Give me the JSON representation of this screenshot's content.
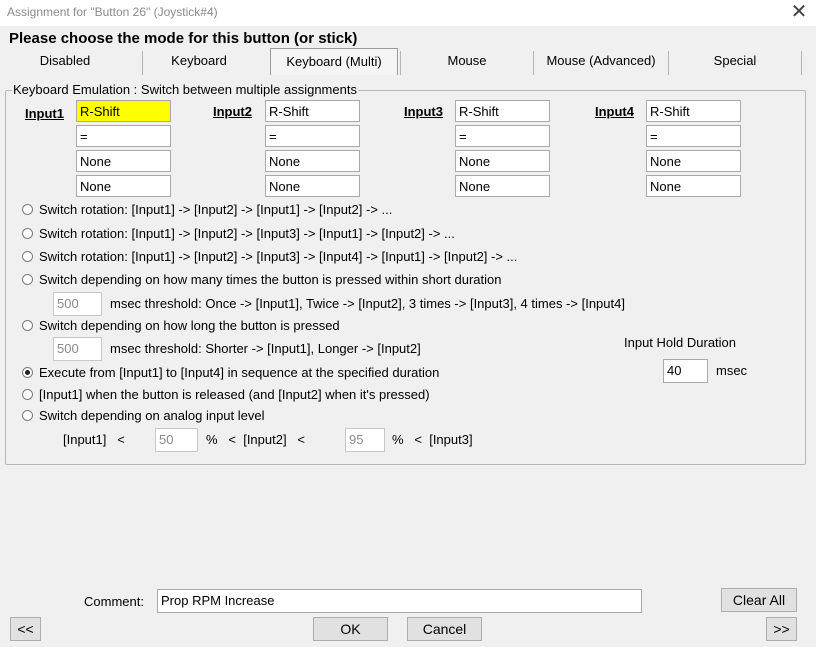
{
  "window": {
    "title": "Assignment for \"Button 26\" (Joystick#4)",
    "heading": "Please choose the mode for this button (or stick)"
  },
  "tabs": [
    "Disabled",
    "Keyboard",
    "Keyboard (Multi)",
    "Mouse",
    "Mouse (Advanced)",
    "Special"
  ],
  "active_tab": "Keyboard (Multi)",
  "group": {
    "title": "Keyboard Emulation : Switch between multiple assignments"
  },
  "inputs": [
    {
      "label": "Input1",
      "values": [
        "R-Shift",
        "=",
        "None",
        "None"
      ]
    },
    {
      "label": "Input2",
      "values": [
        "R-Shift",
        "=",
        "None",
        "None"
      ]
    },
    {
      "label": "Input3",
      "values": [
        "R-Shift",
        "=",
        "None",
        "None"
      ]
    },
    {
      "label": "Input4",
      "values": [
        "R-Shift",
        "=",
        "None",
        "None"
      ]
    }
  ],
  "options": [
    "Switch rotation: [Input1] -> [Input2] -> [Input1] -> [Input2] -> ...",
    "Switch rotation: [Input1] -> [Input2] -> [Input3] -> [Input1] -> [Input2] -> ...",
    "Switch rotation: [Input1] -> [Input2] -> [Input3] -> [Input4] -> [Input1] -> [Input2] -> ...",
    "Switch depending on how many times the button is pressed within short duration",
    "Switch depending on how long the button is pressed",
    "Execute from [Input1] to [Input4] in sequence at the specified duration",
    "[Input1] when the button is released (and [Input2] when it's pressed)",
    "Switch depending on analog input level"
  ],
  "selected_option": "Execute from [Input1] to [Input4] in sequence at the specified duration",
  "press_count": {
    "value": "500",
    "text": "msec threshold: Once -> [Input1], Twice -> [Input2], 3 times -> [Input3], 4 times -> [Input4]"
  },
  "press_length": {
    "value": "500",
    "text": "msec threshold: Shorter -> [Input1], Longer -> [Input2]"
  },
  "hold_duration": {
    "label": "Input Hold Duration",
    "value": "40",
    "unit": "msec"
  },
  "analog": {
    "prefix": "[Input1]   <",
    "low": "50",
    "middle": "%   <  [Input2]   <",
    "high": "95",
    "suffix": "%   <  [Input3]"
  },
  "comment": {
    "label": "Comment:",
    "value": "Prop RPM Increase"
  },
  "buttons": {
    "clear_all": "Clear All",
    "prev": "<<",
    "ok": "OK",
    "cancel": "Cancel",
    "next": ">>"
  }
}
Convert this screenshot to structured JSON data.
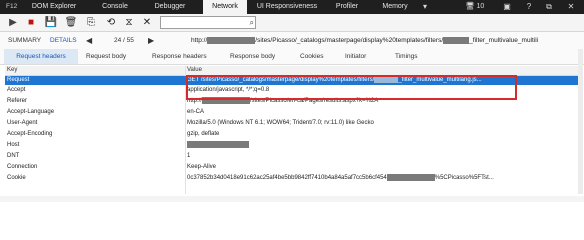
{
  "topbar": {
    "f12": "F12",
    "tabs": [
      "DOM Explorer",
      "Console",
      "Debugger",
      "Network",
      "UI Responsiveness",
      "Profiler",
      "Memory"
    ],
    "active_tab": "Network",
    "tab_count": "10"
  },
  "toolbar": {
    "search_placeholder": ""
  },
  "summary": {
    "summary_label": "SUMMARY",
    "details_label": "DETAILS",
    "counter": "24 / 55",
    "url_prefix": "http://",
    "url_middle": "/sites/Picasso/_catalogs/masterpage/display%20templates/filters/",
    "url_suffix": "_filter_multivalue_multili"
  },
  "subtabs": [
    "Request headers",
    "Request body",
    "Response headers",
    "Response body",
    "Cookies",
    "Initiator",
    "Timings"
  ],
  "active_subtab": "Request headers",
  "table": {
    "col_key": "Key",
    "col_value": "Value",
    "rows": [
      {
        "key": "Request",
        "value_a": "GET /sites/Picasso/_catalogs/masterpage/display%20templates/filters/",
        "value_b": "_filter_multivalue_multilang.js..."
      },
      {
        "key": "Accept",
        "value_a": "application/javascript, */*;q=0.8",
        "value_b": ""
      },
      {
        "key": "Referer",
        "value_a": "http://",
        "value_b": "/sites/Picasso/en-ca/Pages/results.aspx?k=%2A"
      },
      {
        "key": "Accept-Language",
        "value_a": "en-CA",
        "value_b": ""
      },
      {
        "key": "User-Agent",
        "value_a": "Mozilla/5.0 (Windows NT 6.1; WOW64; Trident/7.0; rv:11.0) like Gecko",
        "value_b": ""
      },
      {
        "key": "Accept-Encoding",
        "value_a": "gzip, deflate",
        "value_b": ""
      },
      {
        "key": "Host",
        "value_a": "",
        "value_b": ""
      },
      {
        "key": "DNT",
        "value_a": "1",
        "value_b": ""
      },
      {
        "key": "Connection",
        "value_a": "Keep-Alive",
        "value_b": ""
      },
      {
        "key": "Cookie",
        "value_a": "0c37852b34d0418e91c62ac25af4be5bb9842ff7410b4a84a5af7cc5b6cf454",
        "value_b": "%5CPicasso%5FTst..."
      }
    ]
  },
  "colors": {
    "accent": "#1a56b3",
    "selection": "#1e76d2",
    "highlight_border": "#d62b2b",
    "topbar": "#1f1f1f"
  }
}
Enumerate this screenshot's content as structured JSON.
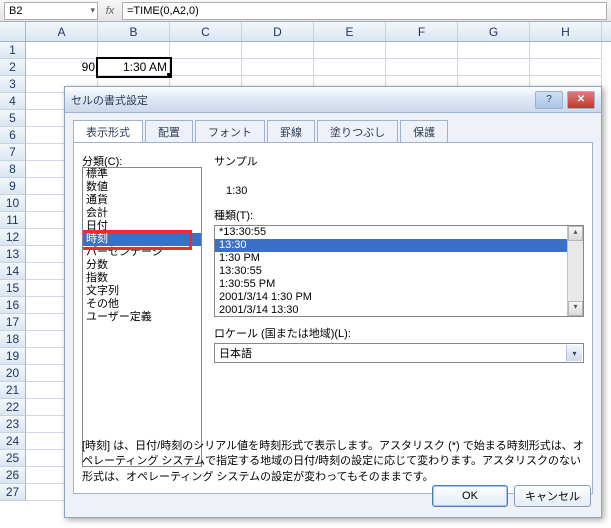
{
  "namebox": "B2",
  "formula": "=TIME(0,A2,0)",
  "columns": [
    "A",
    "B",
    "C",
    "D",
    "E",
    "F",
    "G",
    "H"
  ],
  "row_numbers": [
    1,
    2,
    3,
    4,
    5,
    6,
    7,
    8,
    9,
    10,
    11,
    12,
    13,
    14,
    15,
    16,
    17,
    18,
    19,
    20,
    21,
    22,
    23,
    24,
    25,
    26,
    27
  ],
  "cells": {
    "A2": "90",
    "B2": "1:30 AM"
  },
  "dialog": {
    "title": "セルの書式設定",
    "tabs": [
      "表示形式",
      "配置",
      "フォント",
      "罫線",
      "塗りつぶし",
      "保護"
    ],
    "selected_tab": "表示形式",
    "category_label": "分類(C):",
    "categories": [
      "標準",
      "数値",
      "通貨",
      "会計",
      "日付",
      "時刻",
      "パーセンテージ",
      "分数",
      "指数",
      "文字列",
      "その他",
      "ユーザー定義"
    ],
    "selected_category": "時刻",
    "sample_label": "サンプル",
    "sample_value": "1:30",
    "type_label": "種類(T):",
    "types": [
      "*13:30:55",
      "13:30",
      "1:30 PM",
      "13:30:55",
      "1:30:55 PM",
      "2001/3/14 1:30 PM",
      "2001/3/14 13:30"
    ],
    "selected_type": "13:30",
    "locale_label": "ロケール (国または地域)(L):",
    "locale_value": "日本語",
    "description": "[時刻] は、日付/時刻のシリアル値を時刻形式で表示します。アスタリスク (*) で始まる時刻形式は、オペレーティング システムで指定する地域の日付/時刻の設定に応じて変わります。アスタリスクのない形式は、オペレーティング システムの設定が変わってもそのままです。",
    "ok": "OK",
    "cancel": "キャンセル"
  }
}
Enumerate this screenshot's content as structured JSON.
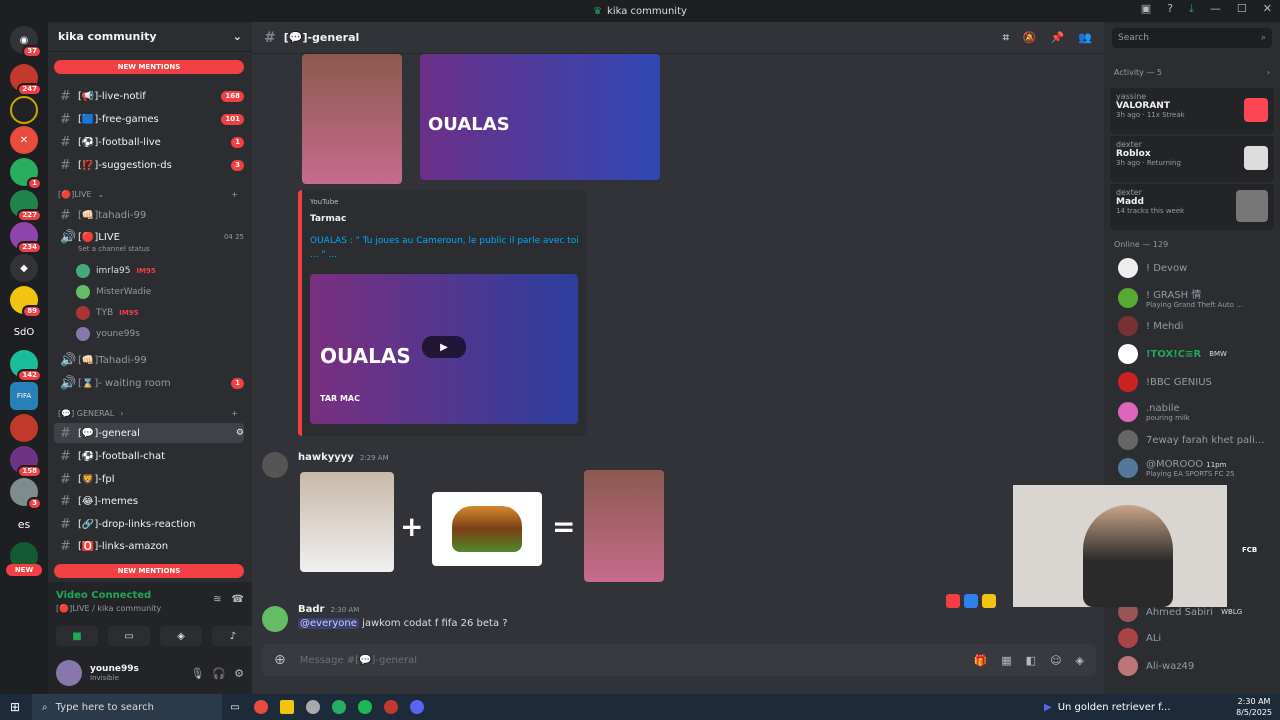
{
  "window": {
    "title": "kika community"
  },
  "rail": {
    "badges": [
      "37",
      "247",
      "1",
      "227",
      "234",
      "89",
      "142",
      "158",
      "3"
    ],
    "sdo": "SdO",
    "es": "es",
    "new": "NEW",
    "fifa": "FIFA"
  },
  "sidebar": {
    "server_name": "kika community",
    "new_mentions": "NEW MENTIONS",
    "channels": [
      {
        "icon": "#",
        "label": "[📢]-live-notif",
        "count": "168"
      },
      {
        "icon": "#",
        "label": "[🟦]-free-games",
        "count": "101"
      },
      {
        "icon": "#",
        "label": "[⚽]-football-live",
        "count": "1"
      },
      {
        "icon": "#",
        "label": "[⁉️]-suggestion-ds",
        "count": "3"
      }
    ],
    "cat_live": "[🔴]LIVE",
    "tahadi": "[👊🏻]tahadi-99",
    "live": "[🔴]LIVE",
    "live_counts": "04 25",
    "set_status": "Set a channel status",
    "voice_users": [
      {
        "name": "imrla95",
        "tag": "IM95"
      },
      {
        "name": "MisterWadie",
        "tag": ""
      },
      {
        "name": "TYB",
        "tag": "IM95"
      },
      {
        "name": "youne99s",
        "tag": ""
      }
    ],
    "tahadi2": "[👊🏻]Tahadi-99",
    "waiting": "[⌛]- waiting room",
    "waiting_count": "1",
    "cat_general": "[💬] GENERAL",
    "channels2": [
      {
        "label": "[💬]-general"
      },
      {
        "label": "[⚽]-football-chat"
      },
      {
        "label": "[🦁]-fpl"
      },
      {
        "label": "[😂]-memes"
      },
      {
        "label": "[🔗]-drop-links-reaction"
      },
      {
        "label": "[🅾️]-links-amazon"
      }
    ],
    "new_mentions2": "NEW MENTIONS"
  },
  "voice": {
    "status": "Video Connected",
    "channel": "[🔴]LIVE / kika community"
  },
  "user": {
    "name": "youne99s",
    "status": "Invisible"
  },
  "main": {
    "channel": "[💬]-general",
    "embed": {
      "provider": "YouTube",
      "author": "Tarmac",
      "title": "OUALAS : \" Tu joues au Cameroun, le public il parle avec toi ... \" ..."
    },
    "thumb_text": "OUALAS",
    "thumb_brand": "TAR MAC",
    "msg1": {
      "author": "hawkyyyy",
      "time": "2:29 AM"
    },
    "msg2": {
      "author": "Badr",
      "time": "2:30 AM",
      "mention": "@everyone",
      "text": "jawkom codat f fifa 26 beta ?"
    },
    "composer_placeholder": "Message #[💬]-general"
  },
  "right": {
    "search_placeholder": "Search",
    "activity_header": "Activity — 5",
    "activities": [
      {
        "user": "yassine",
        "game": "VALORANT",
        "meta": "3h ago",
        "extra": "11x Streak"
      },
      {
        "user": "dexter",
        "game": "Roblox",
        "meta": "3h ago",
        "extra": "Returning"
      },
      {
        "user": "dexter",
        "game": "Madd",
        "meta": "14 tracks this week",
        "extra": ""
      }
    ],
    "online_header": "Online — 129",
    "members": [
      {
        "name": "! Devow",
        "status": ""
      },
      {
        "name": "! GRASH 情",
        "status": "Playing Grand Theft Auto ..."
      },
      {
        "name": "! Mehdi",
        "status": ""
      },
      {
        "name": "!TOX!C≡R",
        "status": "",
        "tag": "BMW"
      },
      {
        "name": "!BBC GENIUS",
        "status": ""
      },
      {
        "name": ".nabile",
        "status": "pouring milk"
      },
      {
        "name": "7eway farah khet pali...",
        "status": ""
      },
      {
        "name": "@MOROOO",
        "status": "Playing EA SPORTS FC 25",
        "tag": "11pm"
      },
      {
        "name": "Ahmed Sabiri",
        "status": "",
        "tag": "WBLG"
      },
      {
        "name": "ALi",
        "status": ""
      },
      {
        "name": "Ali-waz49",
        "status": ""
      }
    ],
    "fcb": "FCB"
  },
  "taskbar": {
    "search": "Type here to search",
    "media": "Un golden retriever f...",
    "time": "2:30 AM",
    "date": "8/5/2025"
  },
  "colors": {
    "accent": "#5865f2",
    "danger": "#f23f43",
    "online": "#23a55a"
  }
}
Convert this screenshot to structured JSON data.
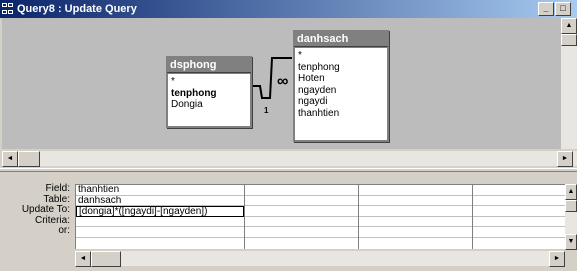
{
  "window": {
    "title": "Query8 : Update Query"
  },
  "tables": [
    {
      "name": "dsphong",
      "fields": [
        "*",
        "tenphong",
        "Dongia"
      ],
      "key_field": "tenphong"
    },
    {
      "name": "danhsach",
      "fields": [
        "*",
        "tenphong",
        "Hoten",
        "ngayden",
        "ngaydi",
        "thanhtien"
      ]
    }
  ],
  "relationship": {
    "one_side": "1",
    "many_side": "∞"
  },
  "grid": {
    "row_labels": [
      "Field:",
      "Table:",
      "Update To:",
      "Criteria:",
      "or:"
    ],
    "columns": [
      {
        "field": "thanhtien",
        "table": "danhsach",
        "update_to": "[dongia]*([ngaydi]-[ngayden])",
        "criteria": "",
        "or": ""
      },
      {
        "field": "",
        "table": "",
        "update_to": "",
        "criteria": "",
        "or": ""
      },
      {
        "field": "",
        "table": "",
        "update_to": "",
        "criteria": "",
        "or": ""
      },
      {
        "field": "",
        "table": "",
        "update_to": "",
        "criteria": "",
        "or": ""
      }
    ]
  },
  "colors": {
    "titlebar_start": "#0a246a",
    "titlebar_end": "#a6caf0",
    "table_pane_bg": "#bcbcbc",
    "field_list_title": "#808080"
  }
}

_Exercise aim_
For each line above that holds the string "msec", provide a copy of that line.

_Written response_
    "text": "msec threshold: Once -> [Input1], Twice -> [Input2], 3 times -> [Input3], 4 times -> [Input4]"
    "text": "msec threshold: Shorter -> [Input1], Longer -> [Input2]"
    "unit": "msec"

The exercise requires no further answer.